- By Joab Jackson
- Aug 26, 2004
Brookhaven National Laboratory has installed an administrative backup system that works like tape backup, but is a disk-based system.
The backup appliance cost about the same as an expansion to the tape library but offers greater reliability and speed, according to Andrew Ferguson, manager of enterprise operations of Brookhaven National Laboratory in Upton, N.Y.
The Energy Department lab purchased the S2100-ES Virtual Tape Library from Sepaton Inc. of Southborough, Mass.
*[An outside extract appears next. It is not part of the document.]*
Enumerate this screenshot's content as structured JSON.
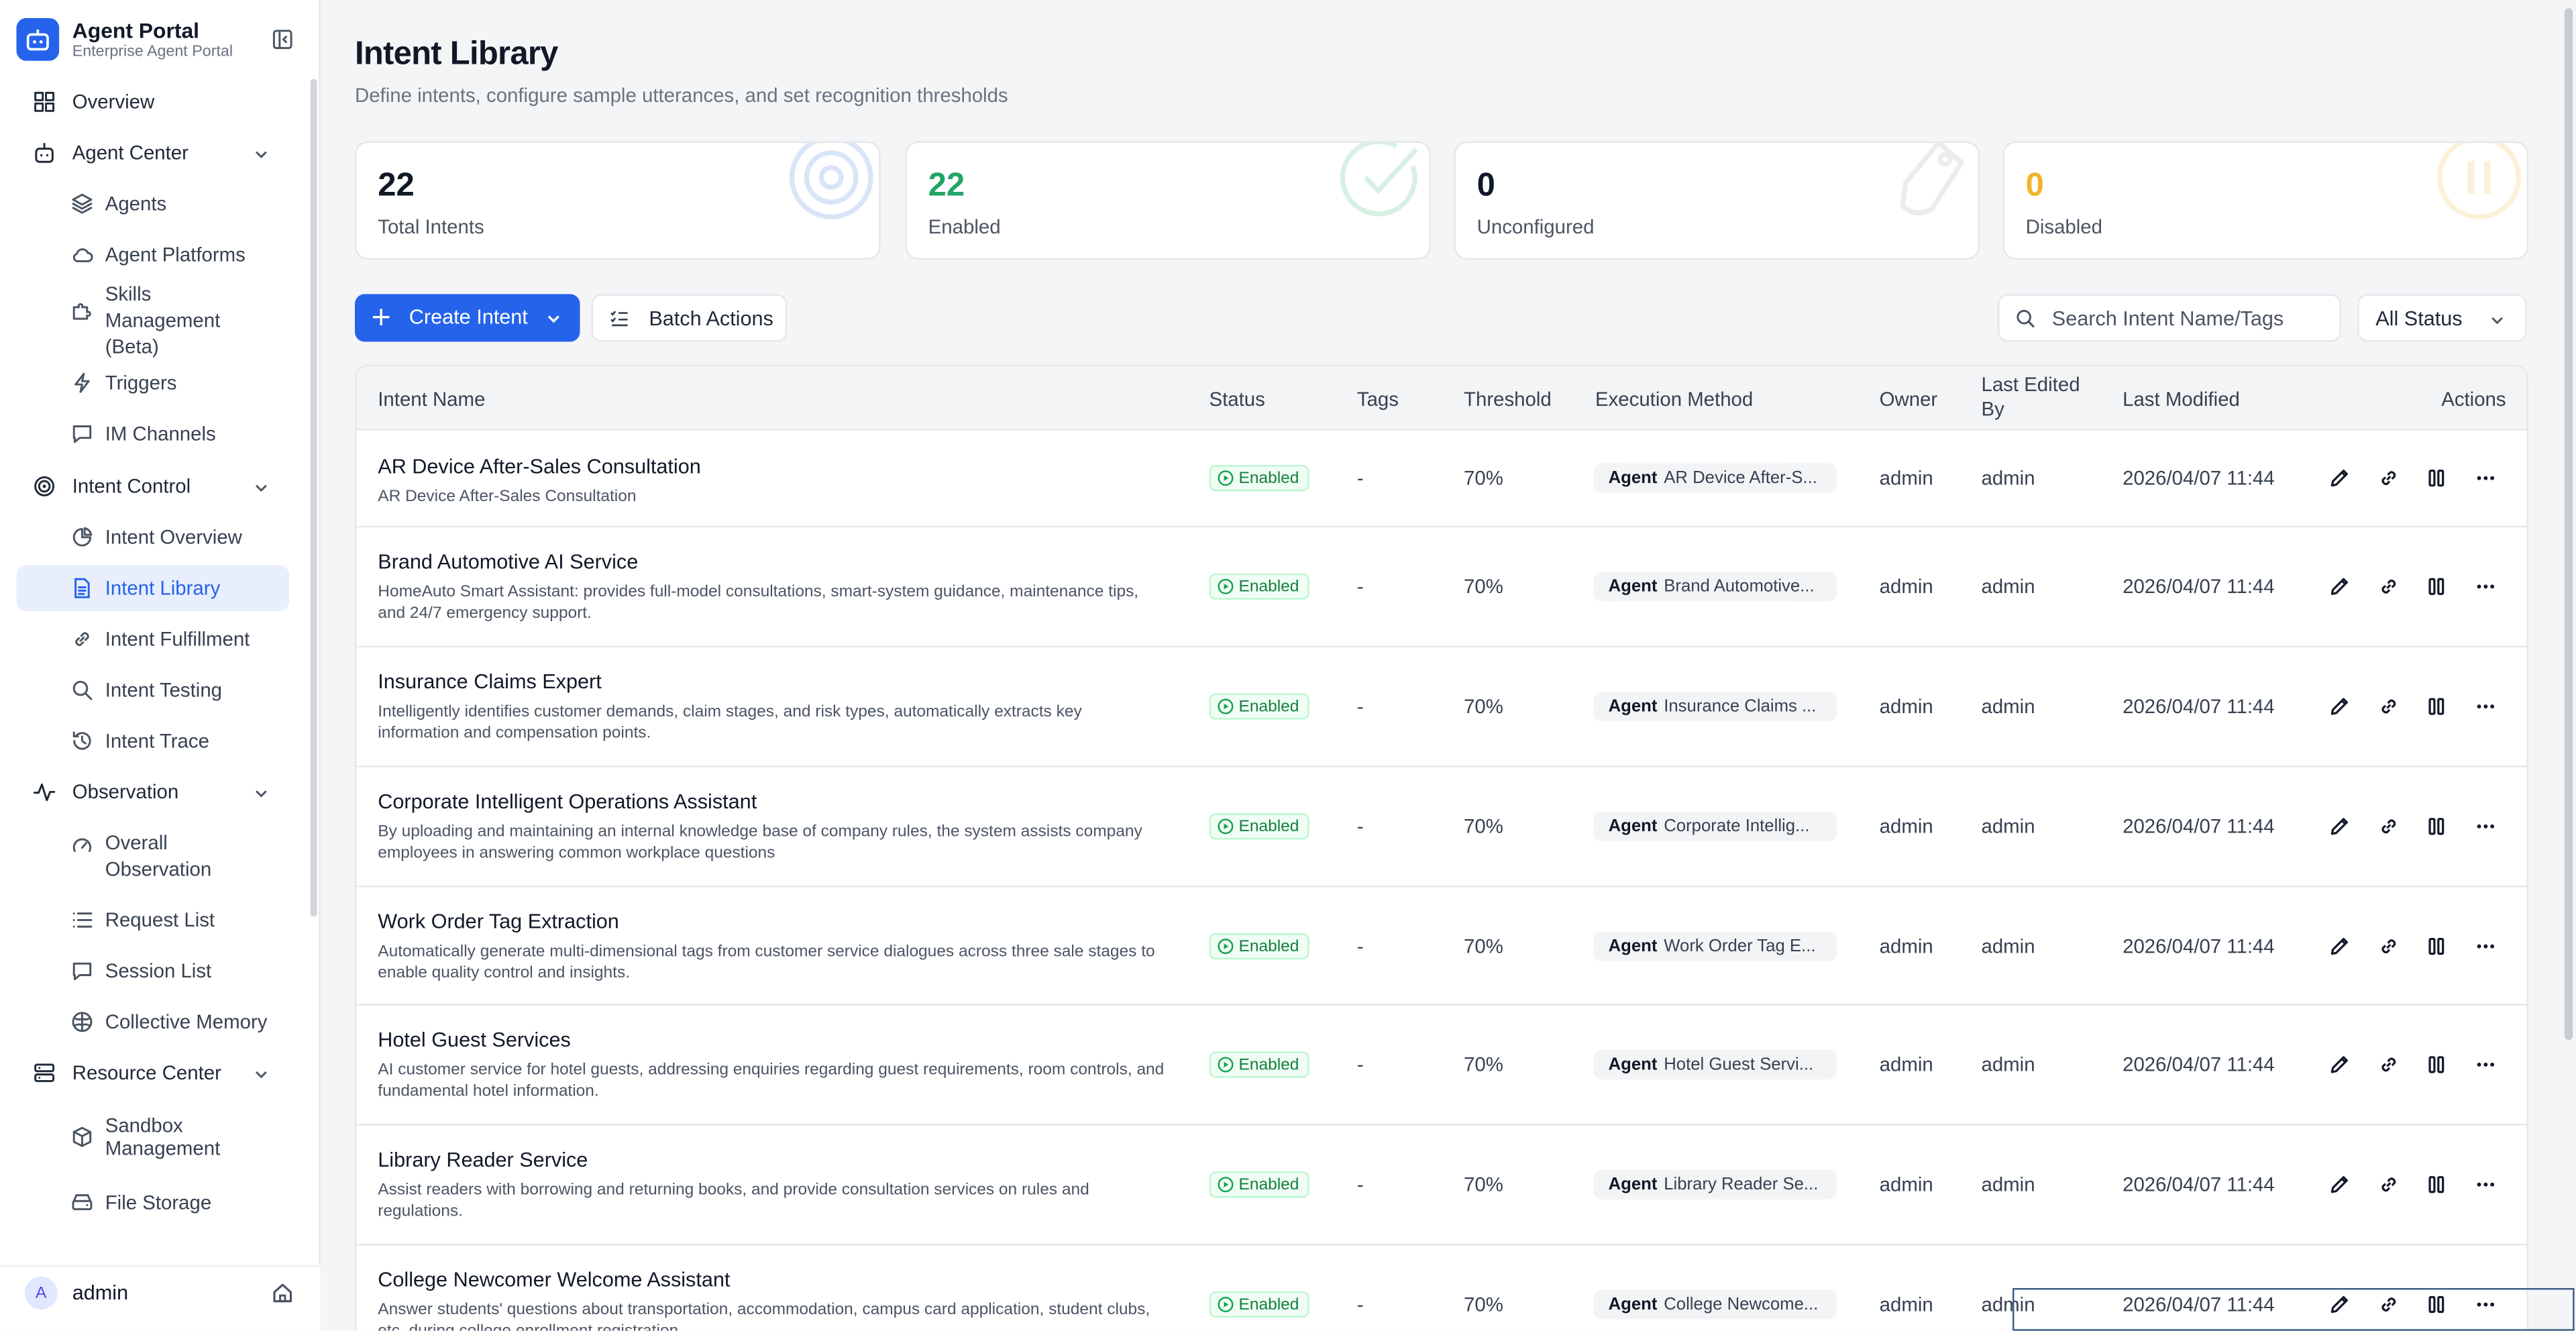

The appliance will hold approximately 3.5T of administrative data, including e-mail, purchasing records and user home directories.
A virtual tape library mimics how an automated tape library operates but uses another medium, usually hard disks, to actually store the data, said Miki Sangorfi, chief technology officer for Sepaton.
By providing the same interfaces as a robotic library would use, the virtual tape library can work seamlessly with the enterprise storage management software many organizations use to automate backup routines. The tape library format is also better suited to managing terabytes of data, which can be unwieldy in a SAN environment, Sangorfi claimed.
Brookhaven does a full weekly backup of all user files on its storage area network. That process used to take over 12 hours, using an ATL P3000 DLT tape library from Quantum Corp. of Milpitas, Calif. The new disk-based system cut that time to 7 hours, Ferguson said. The new unit is connected to Brookhaven's SAN through Fibre Channel.
Ferguson also expects that the new system will save time in recovery. Whereas tape searches must be done serially, scrolling the tape to where the file is located, the disk-based system can hop there immediately.
Another advantage Ferguson saw with Sepaton's software is that it allows him to set the size of each virtual cartridge. Since enterprise backup software is often licensed by number of cartridges in use, Brookhaven can save money sizing the virtual cartridges larger.
Traditional thinking has long held that tape backups provide the highest level of reliability of all the storage media options available. Ferguson feels confident with this disk-based approach, however. The systems uses RAID 5, which ensures the data remains intact even when a disk fails. The unit also has a backup disk that can step in, should one of the other disks fail.
Reseller Enterprise Storage Solutions Inc. of Canton, Mass., sold the unit to Brookhaven. The Sepaton S2100-ES lists for $58,000.
Joab Jackson is the senior technology editor for Government Computer News.